** About this task **
Scan the entries below. Report each line where the string "title" occurs.

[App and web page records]
-=-=-

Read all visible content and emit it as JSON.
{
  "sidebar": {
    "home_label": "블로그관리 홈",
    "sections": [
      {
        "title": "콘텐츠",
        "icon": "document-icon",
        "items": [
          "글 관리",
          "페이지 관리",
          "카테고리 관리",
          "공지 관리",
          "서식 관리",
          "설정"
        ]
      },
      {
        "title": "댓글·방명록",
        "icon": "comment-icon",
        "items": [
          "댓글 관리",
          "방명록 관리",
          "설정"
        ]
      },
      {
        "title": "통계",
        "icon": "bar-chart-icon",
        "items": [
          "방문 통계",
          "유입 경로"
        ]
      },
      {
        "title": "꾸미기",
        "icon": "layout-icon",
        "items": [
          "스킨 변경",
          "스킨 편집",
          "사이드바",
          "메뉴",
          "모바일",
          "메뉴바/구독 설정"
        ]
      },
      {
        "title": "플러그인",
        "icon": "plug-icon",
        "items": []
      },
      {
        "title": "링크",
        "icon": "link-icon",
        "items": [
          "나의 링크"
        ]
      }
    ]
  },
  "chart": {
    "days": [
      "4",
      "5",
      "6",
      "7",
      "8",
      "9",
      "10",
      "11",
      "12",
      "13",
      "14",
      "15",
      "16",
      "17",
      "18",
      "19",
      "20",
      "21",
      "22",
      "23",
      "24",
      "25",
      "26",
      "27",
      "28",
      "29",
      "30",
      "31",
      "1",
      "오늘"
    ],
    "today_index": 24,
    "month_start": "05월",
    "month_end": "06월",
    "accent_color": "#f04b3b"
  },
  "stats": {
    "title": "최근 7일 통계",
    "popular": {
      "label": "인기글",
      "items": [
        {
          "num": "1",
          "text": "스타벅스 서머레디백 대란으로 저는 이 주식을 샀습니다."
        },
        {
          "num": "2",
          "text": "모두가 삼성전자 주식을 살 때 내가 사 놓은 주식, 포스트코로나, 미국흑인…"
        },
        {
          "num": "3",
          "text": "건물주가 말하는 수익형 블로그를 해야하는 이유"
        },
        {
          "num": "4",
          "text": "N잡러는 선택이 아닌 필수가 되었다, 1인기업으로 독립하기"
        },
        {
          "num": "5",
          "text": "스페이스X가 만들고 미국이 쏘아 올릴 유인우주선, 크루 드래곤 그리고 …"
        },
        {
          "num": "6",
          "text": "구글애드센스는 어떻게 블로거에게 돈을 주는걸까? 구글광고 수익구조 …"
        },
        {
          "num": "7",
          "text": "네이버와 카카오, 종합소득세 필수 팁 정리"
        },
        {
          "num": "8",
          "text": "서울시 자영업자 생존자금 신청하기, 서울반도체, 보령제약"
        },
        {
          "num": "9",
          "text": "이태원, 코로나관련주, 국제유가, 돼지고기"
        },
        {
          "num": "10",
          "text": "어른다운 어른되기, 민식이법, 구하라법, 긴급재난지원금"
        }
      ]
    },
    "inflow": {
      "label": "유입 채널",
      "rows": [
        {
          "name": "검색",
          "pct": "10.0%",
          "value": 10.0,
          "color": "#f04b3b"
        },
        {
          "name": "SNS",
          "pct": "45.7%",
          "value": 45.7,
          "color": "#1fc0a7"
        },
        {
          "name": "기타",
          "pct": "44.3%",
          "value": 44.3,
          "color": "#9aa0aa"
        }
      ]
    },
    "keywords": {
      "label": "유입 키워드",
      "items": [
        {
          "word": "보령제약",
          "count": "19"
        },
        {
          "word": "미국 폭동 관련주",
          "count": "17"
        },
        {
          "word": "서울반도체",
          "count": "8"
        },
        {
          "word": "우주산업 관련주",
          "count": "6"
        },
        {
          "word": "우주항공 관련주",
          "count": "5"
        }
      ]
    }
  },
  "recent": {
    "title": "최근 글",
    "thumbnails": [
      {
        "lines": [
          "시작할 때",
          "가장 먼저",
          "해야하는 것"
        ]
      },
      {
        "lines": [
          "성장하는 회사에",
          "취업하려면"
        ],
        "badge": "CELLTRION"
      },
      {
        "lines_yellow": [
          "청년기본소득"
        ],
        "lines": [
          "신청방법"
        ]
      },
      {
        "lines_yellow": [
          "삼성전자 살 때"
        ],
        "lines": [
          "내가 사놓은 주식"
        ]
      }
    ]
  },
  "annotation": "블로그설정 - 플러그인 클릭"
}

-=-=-

** Answer space **
        "title": "콘텐츠",
        "title": "댓글·방명록",
        "title": "통계",
        "title": "꾸미기",
        "title": "플러그인",
        "title": "링크",
    "title": "최근 7일 통계",
    "title": "최근 글",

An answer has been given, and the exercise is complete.